Too bad the cocktail sauce was bottled, and it contained soy sauce. I didnt think to ask. I spent the next two days sick.
(Still, Ive eaten oysters many times since. I wont let one little gluten episode ruin my pleasure in food.)
I dont want to go all the rest of my summers without the tangy taste of cocktail sauce on my tongue. And we want to share with Little Bean, someday, the pleasure of a cold glass, salty large prawns, and the wash of red peppery lemony sauce.
We have no way of knowing what Little Beans memories of summer will be through the years. But shrimp cocktail, I have a feeling, will be one of them.
Homemade cocktail sauce
Really, it couldn’t be any easier to make this if you tried. That bottle seems more convenient, but once you stir these five ingredients together, and dip your finger into the tangy red sauce, you won’t reach for the bottle anymore.
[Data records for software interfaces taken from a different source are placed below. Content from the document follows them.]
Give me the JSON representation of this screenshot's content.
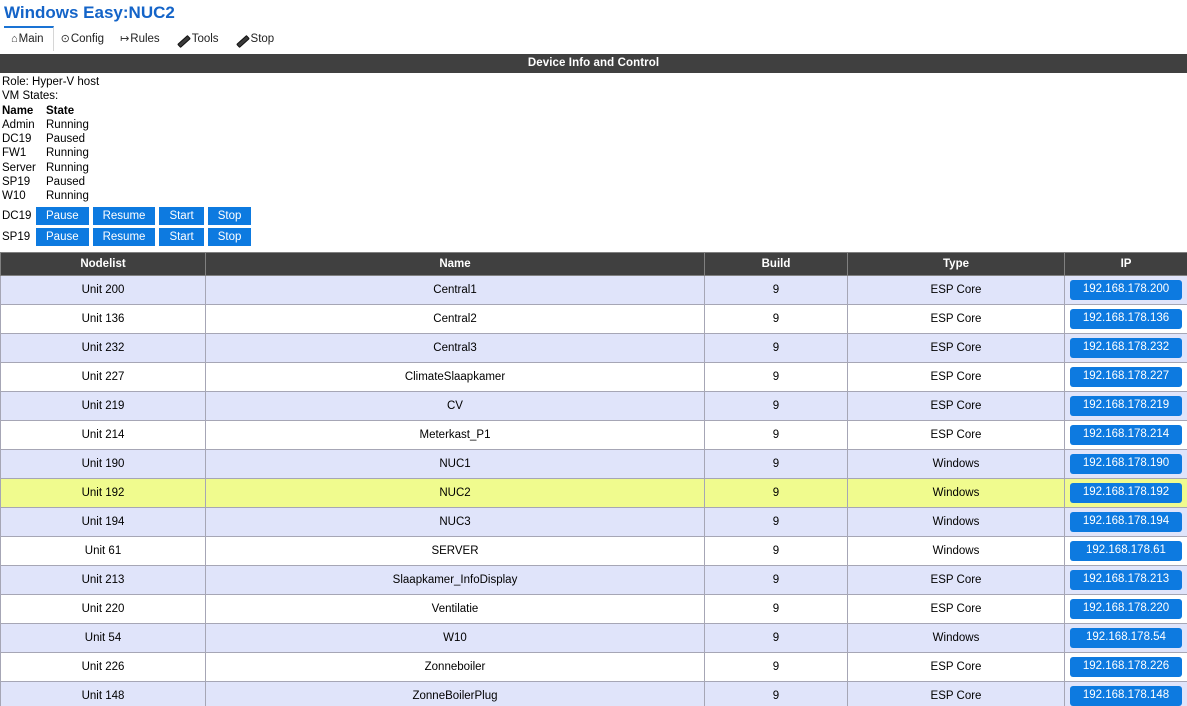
{
  "header": {
    "title": "Windows Easy:NUC2",
    "tabs": [
      {
        "label": "Main",
        "icon": "home-icon",
        "glyph": "⌂",
        "active": true
      },
      {
        "label": "Config",
        "icon": "gear-icon",
        "glyph": "⊙",
        "active": false
      },
      {
        "label": "Rules",
        "icon": "arrow-icon",
        "glyph": "↦",
        "active": false
      },
      {
        "label": "Tools",
        "icon": "wrench-icon",
        "glyph": "",
        "active": false
      },
      {
        "label": "Stop",
        "icon": "wrench-icon",
        "glyph": "",
        "active": false
      }
    ]
  },
  "banner": {
    "title": "Device Info and Control"
  },
  "info": {
    "role_line": "Role: Hyper-V host",
    "vm_states_label": "VM States:",
    "vm_header": {
      "name": "Name",
      "state": "State"
    },
    "vms": [
      {
        "name": "Admin",
        "state": "Running"
      },
      {
        "name": "DC19",
        "state": "Paused"
      },
      {
        "name": "FW1",
        "state": "Running"
      },
      {
        "name": "Server",
        "state": "Running"
      },
      {
        "name": "SP19",
        "state": "Paused"
      },
      {
        "name": "W10",
        "state": "Running"
      }
    ]
  },
  "controls": [
    {
      "vm": "DC19",
      "buttons": [
        {
          "label": "Pause",
          "size": "normal"
        },
        {
          "label": "Resume",
          "size": "wide"
        },
        {
          "label": "Start",
          "size": "narrow"
        },
        {
          "label": "Stop",
          "size": "narrow"
        }
      ]
    },
    {
      "vm": "SP19",
      "buttons": [
        {
          "label": "Pause",
          "size": "normal"
        },
        {
          "label": "Resume",
          "size": "wide"
        },
        {
          "label": "Start",
          "size": "narrow"
        },
        {
          "label": "Stop",
          "size": "narrow"
        }
      ]
    }
  ],
  "node_table": {
    "columns": [
      "Nodelist",
      "Name",
      "Build",
      "Type",
      "IP"
    ],
    "rows": [
      {
        "nodelist": "Unit 200",
        "name": "Central1",
        "build": "9",
        "type": "ESP Core",
        "ip": "192.168.178.200",
        "style": "alt"
      },
      {
        "nodelist": "Unit 136",
        "name": "Central2",
        "build": "9",
        "type": "ESP Core",
        "ip": "192.168.178.136",
        "style": "plain"
      },
      {
        "nodelist": "Unit 232",
        "name": "Central3",
        "build": "9",
        "type": "ESP Core",
        "ip": "192.168.178.232",
        "style": "alt"
      },
      {
        "nodelist": "Unit 227",
        "name": "ClimateSlaapkamer",
        "build": "9",
        "type": "ESP Core",
        "ip": "192.168.178.227",
        "style": "plain"
      },
      {
        "nodelist": "Unit 219",
        "name": "CV",
        "build": "9",
        "type": "ESP Core",
        "ip": "192.168.178.219",
        "style": "alt"
      },
      {
        "nodelist": "Unit 214",
        "name": "Meterkast_P1",
        "build": "9",
        "type": "ESP Core",
        "ip": "192.168.178.214",
        "style": "plain"
      },
      {
        "nodelist": "Unit 190",
        "name": "NUC1",
        "build": "9",
        "type": "Windows",
        "ip": "192.168.178.190",
        "style": "alt"
      },
      {
        "nodelist": "Unit 192",
        "name": "NUC2",
        "build": "9",
        "type": "Windows",
        "ip": "192.168.178.192",
        "style": "hl"
      },
      {
        "nodelist": "Unit 194",
        "name": "NUC3",
        "build": "9",
        "type": "Windows",
        "ip": "192.168.178.194",
        "style": "alt"
      },
      {
        "nodelist": "Unit 61",
        "name": "SERVER",
        "build": "9",
        "type": "Windows",
        "ip": "192.168.178.61",
        "style": "plain"
      },
      {
        "nodelist": "Unit 213",
        "name": "Slaapkamer_InfoDisplay",
        "build": "9",
        "type": "ESP Core",
        "ip": "192.168.178.213",
        "style": "alt"
      },
      {
        "nodelist": "Unit 220",
        "name": "Ventilatie",
        "build": "9",
        "type": "ESP Core",
        "ip": "192.168.178.220",
        "style": "plain"
      },
      {
        "nodelist": "Unit 54",
        "name": "W10",
        "build": "9",
        "type": "Windows",
        "ip": "192.168.178.54",
        "style": "alt"
      },
      {
        "nodelist": "Unit 226",
        "name": "Zonneboiler",
        "build": "9",
        "type": "ESP Core",
        "ip": "192.168.178.226",
        "style": "plain"
      },
      {
        "nodelist": "Unit 148",
        "name": "ZonneBoilerPlug",
        "build": "9",
        "type": "ESP Core",
        "ip": "192.168.178.148",
        "style": "alt"
      }
    ]
  },
  "colors": {
    "accent_blue": "#1464c8",
    "button_blue": "#0d7ae0",
    "banner_dark": "#404040",
    "row_alt": "#e0e4fa",
    "row_highlight": "#f0fb8e"
  }
}
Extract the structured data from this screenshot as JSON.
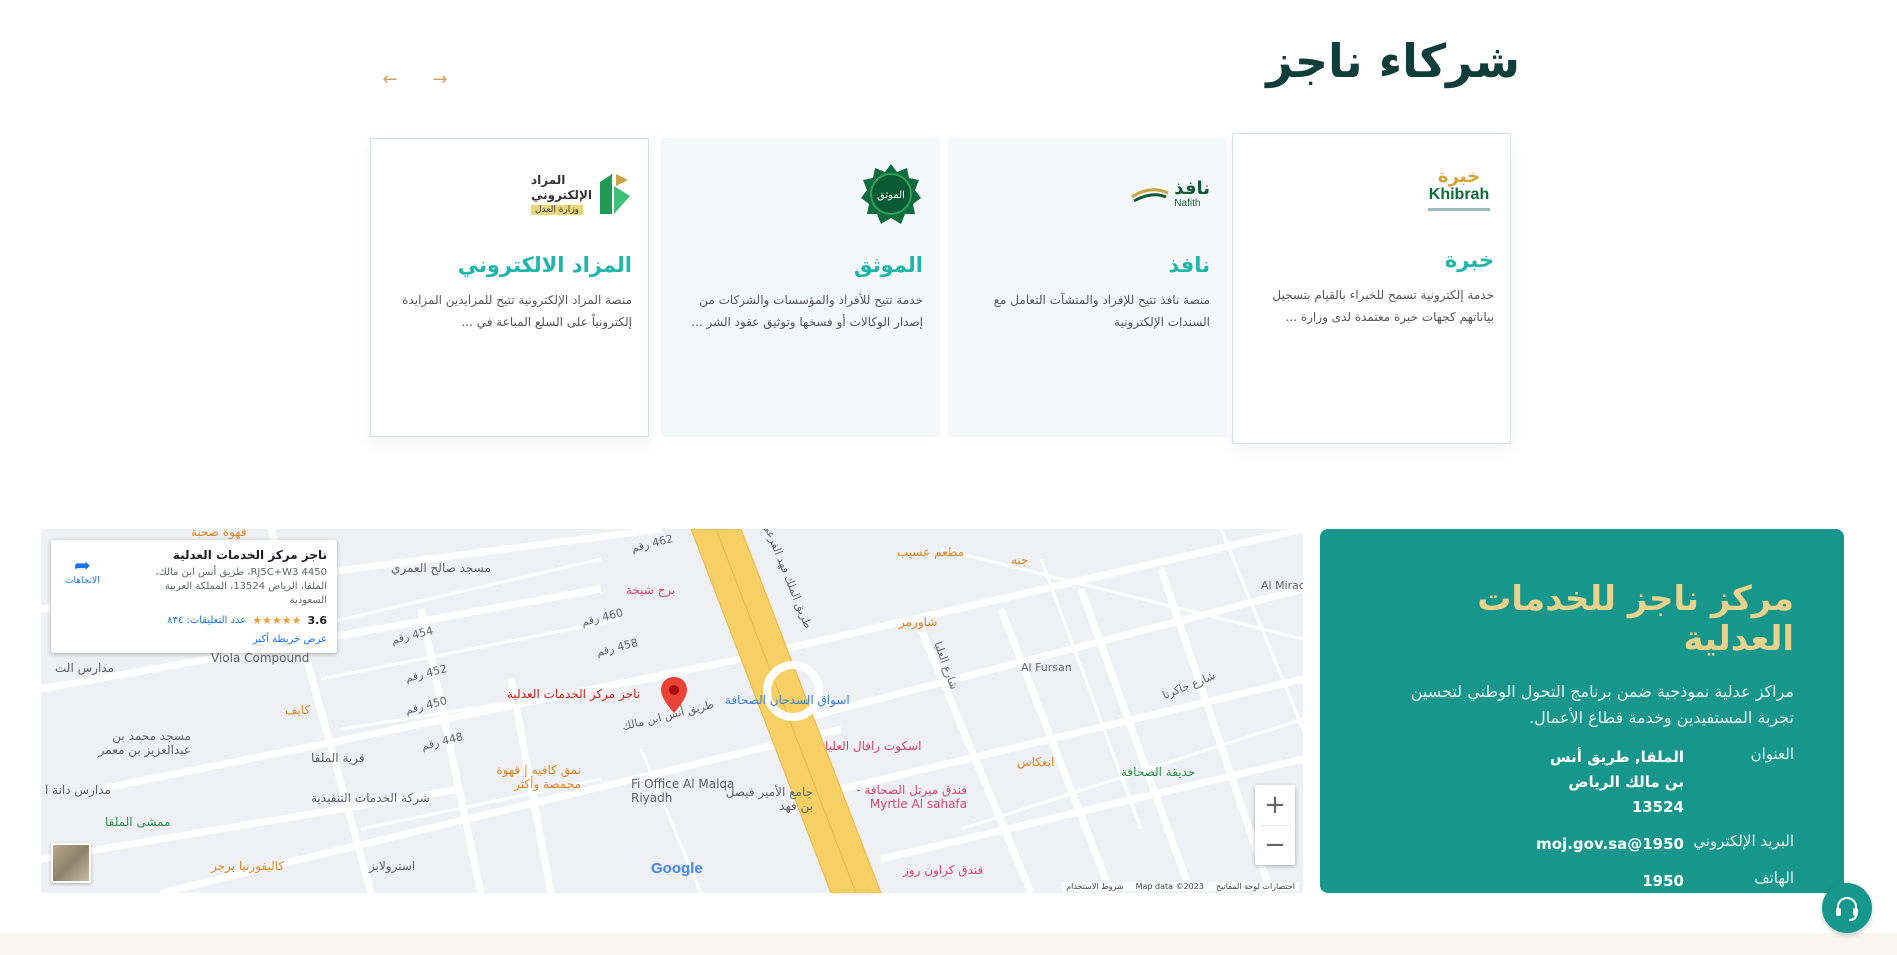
{
  "partners": {
    "title": "شركاء ناجز",
    "prev_arrow": "←",
    "next_arrow": "→",
    "cards": [
      {
        "name": "خبرة",
        "logo_ar": "خبرة",
        "logo_en": "Khibrah",
        "desc": "خدمة إلكترونية تسمح للخبراء بالقيام بتسجيل بياناتهم كجهات خبرة معتمدة لدى وزارة ..."
      },
      {
        "name": "نافذ",
        "logo_ar": "نافذ",
        "logo_en": "Nafith",
        "desc": "منصة نافذ تتيح للإفراد والمنشآت التعامل مع السندات الإلكترونية"
      },
      {
        "name": "الموثق",
        "logo_ar": "الموثق",
        "desc": "خدمة تتيح للأفراد والمؤسسات والشركات من إصدار الوكالات أو فسخها وتوثيق عقود الشر ..."
      },
      {
        "name": "المزاد الالكتروني",
        "logo_line1": "المزاد",
        "logo_line2": "الإلكتروني",
        "logo_line3": "وزارة العدل",
        "desc": "منصة المزاد الإلكترونية تتيح للمزايدين المزايدة إلكترونياً على السلع المباعة في ..."
      }
    ]
  },
  "map": {
    "info": {
      "name": "ناجز مركز الخدمات العدلية",
      "address": "4450 RJ5C+W3، طريق أنس ابن مالك، الملقا، الرياض 13524، المملكة العربية السعودية",
      "rating": "3.6",
      "stars": "★★★★★",
      "reviews": "عدد التعليقات: ٨٣٤",
      "larger_map": "عرض خريطة أكبر",
      "directions": "الاتجاهات"
    },
    "labels": {
      "qahwa_sohba": "قهوة صحبة",
      "masjid_saleh": "مسجد صالح العمري",
      "borj": "برج شيخة",
      "viola": "Viola Compound",
      "madaris": "مدارس الت",
      "kaif": "كايف",
      "masjid_mohammed": "مسجد محمد بن عبدالعزيز بن معمر",
      "qaryat": "قرية الملقا",
      "madaris_dana": "مدارس دانة ا",
      "mamsha": "ممشى الملقا",
      "california": "كاليفورنيا برجر",
      "estrolabe": "استرولابز",
      "tanfeethiya": "شركة الخدمات التنفيذية",
      "namaq": "نمق كافيه | قهوة محمصة وأكثر",
      "fi_office": "Fi Office Al Malqa Riyadh",
      "najiz_pin": "ناجز مركز الخدمات العدلية",
      "jamea": "جامع الأمير فيصل بن فهد",
      "aswaq": "اسواق السدحان الصحافة",
      "matam": "مطعم عسيب",
      "janna": "جنه",
      "shawarmar": "شاورمر",
      "escot": "اسكوت رافال العليا",
      "myrtle": "فندق ميرتل الصحافة - Myrtle Al sahafa",
      "crown": "فندق كراون روز",
      "inikas": "انعكاس",
      "hadiqa": "حديقة الصحافة",
      "al_fursan": "Al Fursan",
      "al_mirad": "Al Mirad",
      "anas_road": "طريق أنس ابن مالك",
      "fahd_road": "طريق الملك فهد الفرعي",
      "olaya": "شارع العليا",
      "jakarta": "شارع جاكرتا",
      "r462": "462 رقم",
      "r460": "460 رقم",
      "r458": "458 رقم",
      "r454": "454 رقم",
      "r452": "452 رقم",
      "r450": "450 رقم",
      "r448": "448 رقم"
    },
    "zoom_in": "+",
    "zoom_out": "−",
    "google": "Google",
    "footer": {
      "shortcuts": "اختصارات لوحة المفاتيح",
      "data": "Map data ©2023",
      "terms": "شروط الاستخدام"
    },
    "colors": {
      "main_road": "#f6cf65",
      "street": "#ffffff",
      "block": "#e8eaed"
    }
  },
  "center": {
    "title": "مركز ناجز للخدمات العدلية",
    "desc": "مراكز عدلية نموذجية ضمن برنامج التحول الوطني لتحسين تجربة المستفيدين وخدمة قطاع الأعمال.",
    "address_label": "العنوان",
    "address_value": "الملقا, طريق أنس بن مالك الرياض 13524",
    "email_label": "البريد الإلكتروني",
    "email_value": "1950@moj.gov.sa",
    "phone_label": "الهاتف",
    "phone_value": "1950",
    "bg_color": "#17968b",
    "title_color": "#e9d28c"
  },
  "chat": {
    "icon": "headset-icon"
  }
}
A bit of bite, a peppery lick, a little lemon, and some zing at the end — oh my goodness, bring the summer here.
I much prefer raw, grated horseradish here, but you can use prepared horseradish too. Beware — some prepared horseradish has gluten in it. That, and about 12 ingredients, some of which I don’t know how to pronounce. But prepared horseradish is more intensified than the raw stuff, so be sure to use a little less, unless you want your mouth to fall off.
1/2 cup ketchup (find the best one you can, with the fewest ingredients)
4 tablespoons raw horseradish, grated (or 2 tablespoons prepared horseradish)
1 teaspoon lemon zest, finely minced
several dashes of Tabasco, depending on your energy that day
1/4 teaspoon each kosher salt and cracked black pepper
Mix all the ingredients together. Allow the cocktail sauce to marinate for a bit (at least a couple of hours), coaxing the flavors to mingle together.